STEM education, imagination, and political failures

One reader responds to my recent attempts to defend the humanities in terms that those with power over universities might find persuasive:

One thing that strikes me [about arguments to promote STEM education] is that we’ve fallen into the trap of promoting one story so hard that we’ve become blind to its limitations.  What do I mean?  STEM education is valuable to our economy–it promises to develop the technical skill that our workers need to be competitive when unskilled labor is increasingly automated.  But everyone got so caught up in promoting that story that we lost sight of its limits–that the greatest problems facing us today are not engineering problems.

Yes, it’s true that breakthroughs in science and engineering will be required if we’re going to mitigate (forget stopping) the effects of global climate change.  But we wouldn’t need those breakthroughs (at least, not as much as we do now) if we’d been able to reach the political agreement that would have been required to implement a policy solution years ago. I hate to repeat a cliche, but the problems of the last thirty years have been failures of the imagination, rather than failures of engineering and implementation–e.g., the slow reaction to the HIV outbreak in the gay community, the consequences of deregulation, the reaction to 9/11, the challenges of creating a social safety net in an increasingly tribal society…

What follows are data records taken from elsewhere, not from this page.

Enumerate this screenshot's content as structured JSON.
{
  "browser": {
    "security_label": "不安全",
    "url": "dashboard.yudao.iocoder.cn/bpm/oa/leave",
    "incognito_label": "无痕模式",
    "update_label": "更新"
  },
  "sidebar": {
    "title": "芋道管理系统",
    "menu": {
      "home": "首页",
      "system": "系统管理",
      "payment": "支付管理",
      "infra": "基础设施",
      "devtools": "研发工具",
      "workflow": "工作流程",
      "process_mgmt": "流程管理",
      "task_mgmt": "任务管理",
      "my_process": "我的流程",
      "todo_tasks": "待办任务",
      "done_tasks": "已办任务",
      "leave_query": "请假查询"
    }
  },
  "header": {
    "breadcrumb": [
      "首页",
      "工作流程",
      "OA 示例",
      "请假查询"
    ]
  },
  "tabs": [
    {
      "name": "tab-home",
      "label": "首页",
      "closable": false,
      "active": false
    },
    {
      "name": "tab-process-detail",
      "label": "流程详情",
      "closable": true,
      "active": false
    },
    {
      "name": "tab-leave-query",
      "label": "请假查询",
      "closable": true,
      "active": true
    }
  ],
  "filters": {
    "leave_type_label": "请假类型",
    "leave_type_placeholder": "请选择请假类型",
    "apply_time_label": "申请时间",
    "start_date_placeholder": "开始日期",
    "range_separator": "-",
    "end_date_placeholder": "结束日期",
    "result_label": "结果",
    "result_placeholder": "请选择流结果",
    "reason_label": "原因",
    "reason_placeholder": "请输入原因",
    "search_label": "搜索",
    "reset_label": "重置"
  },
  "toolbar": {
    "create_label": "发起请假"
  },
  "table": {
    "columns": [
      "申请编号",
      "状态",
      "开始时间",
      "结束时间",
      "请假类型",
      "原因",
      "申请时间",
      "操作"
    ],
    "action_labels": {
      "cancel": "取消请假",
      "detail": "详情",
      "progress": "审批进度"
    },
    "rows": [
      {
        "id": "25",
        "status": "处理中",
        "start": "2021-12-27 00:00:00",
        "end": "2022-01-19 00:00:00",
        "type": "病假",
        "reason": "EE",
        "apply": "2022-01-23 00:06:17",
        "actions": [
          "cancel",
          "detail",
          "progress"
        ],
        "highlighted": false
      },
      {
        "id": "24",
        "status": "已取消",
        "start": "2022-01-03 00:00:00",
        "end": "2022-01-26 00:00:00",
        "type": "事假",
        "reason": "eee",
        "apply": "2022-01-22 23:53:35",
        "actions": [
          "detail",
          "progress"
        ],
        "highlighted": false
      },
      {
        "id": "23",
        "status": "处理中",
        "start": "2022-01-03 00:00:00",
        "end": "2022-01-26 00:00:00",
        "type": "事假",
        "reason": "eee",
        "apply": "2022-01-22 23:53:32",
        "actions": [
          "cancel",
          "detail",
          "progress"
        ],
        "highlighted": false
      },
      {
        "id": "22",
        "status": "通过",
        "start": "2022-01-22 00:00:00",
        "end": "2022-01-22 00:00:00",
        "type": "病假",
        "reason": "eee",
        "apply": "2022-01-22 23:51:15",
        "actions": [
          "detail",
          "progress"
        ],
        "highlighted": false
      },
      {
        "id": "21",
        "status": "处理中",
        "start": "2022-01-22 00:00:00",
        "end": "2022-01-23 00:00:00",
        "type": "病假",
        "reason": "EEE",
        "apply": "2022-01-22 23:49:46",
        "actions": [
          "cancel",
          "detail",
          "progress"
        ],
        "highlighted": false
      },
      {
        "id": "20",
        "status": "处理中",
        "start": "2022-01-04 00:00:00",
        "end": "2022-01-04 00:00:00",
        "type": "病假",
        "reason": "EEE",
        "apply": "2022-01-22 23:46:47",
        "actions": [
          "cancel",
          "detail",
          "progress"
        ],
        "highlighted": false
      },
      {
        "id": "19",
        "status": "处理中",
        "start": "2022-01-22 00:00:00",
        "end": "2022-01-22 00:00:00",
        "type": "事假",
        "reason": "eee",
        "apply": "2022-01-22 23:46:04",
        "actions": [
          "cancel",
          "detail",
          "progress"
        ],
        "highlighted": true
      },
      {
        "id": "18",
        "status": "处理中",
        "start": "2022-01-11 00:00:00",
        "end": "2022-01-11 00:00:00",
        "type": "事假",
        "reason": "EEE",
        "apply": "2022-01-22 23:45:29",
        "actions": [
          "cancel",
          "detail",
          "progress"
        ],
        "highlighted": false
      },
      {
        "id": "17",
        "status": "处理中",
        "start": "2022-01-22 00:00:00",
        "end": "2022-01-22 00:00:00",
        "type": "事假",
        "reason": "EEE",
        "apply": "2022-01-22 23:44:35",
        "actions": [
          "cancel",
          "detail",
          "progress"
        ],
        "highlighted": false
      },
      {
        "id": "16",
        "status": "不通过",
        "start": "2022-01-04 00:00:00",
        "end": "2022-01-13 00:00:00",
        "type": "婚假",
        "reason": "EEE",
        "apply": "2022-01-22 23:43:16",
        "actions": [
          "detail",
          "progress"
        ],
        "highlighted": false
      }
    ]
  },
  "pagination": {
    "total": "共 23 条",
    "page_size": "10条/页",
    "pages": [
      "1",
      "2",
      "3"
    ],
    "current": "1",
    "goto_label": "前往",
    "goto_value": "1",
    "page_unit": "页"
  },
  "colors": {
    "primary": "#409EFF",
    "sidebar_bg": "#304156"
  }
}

So if the humanities require a defense, part of that defense is certainly that a democracy is not sustained on STEM alone–that a competitive economy on a warming planet makes us nothing more than the tribe that’s putting up the most moai on Easter Island.  … [T]he very imagination that a democracy needs to survive is what a liberal education–a critical component of which is the humanities–is supposed to foster.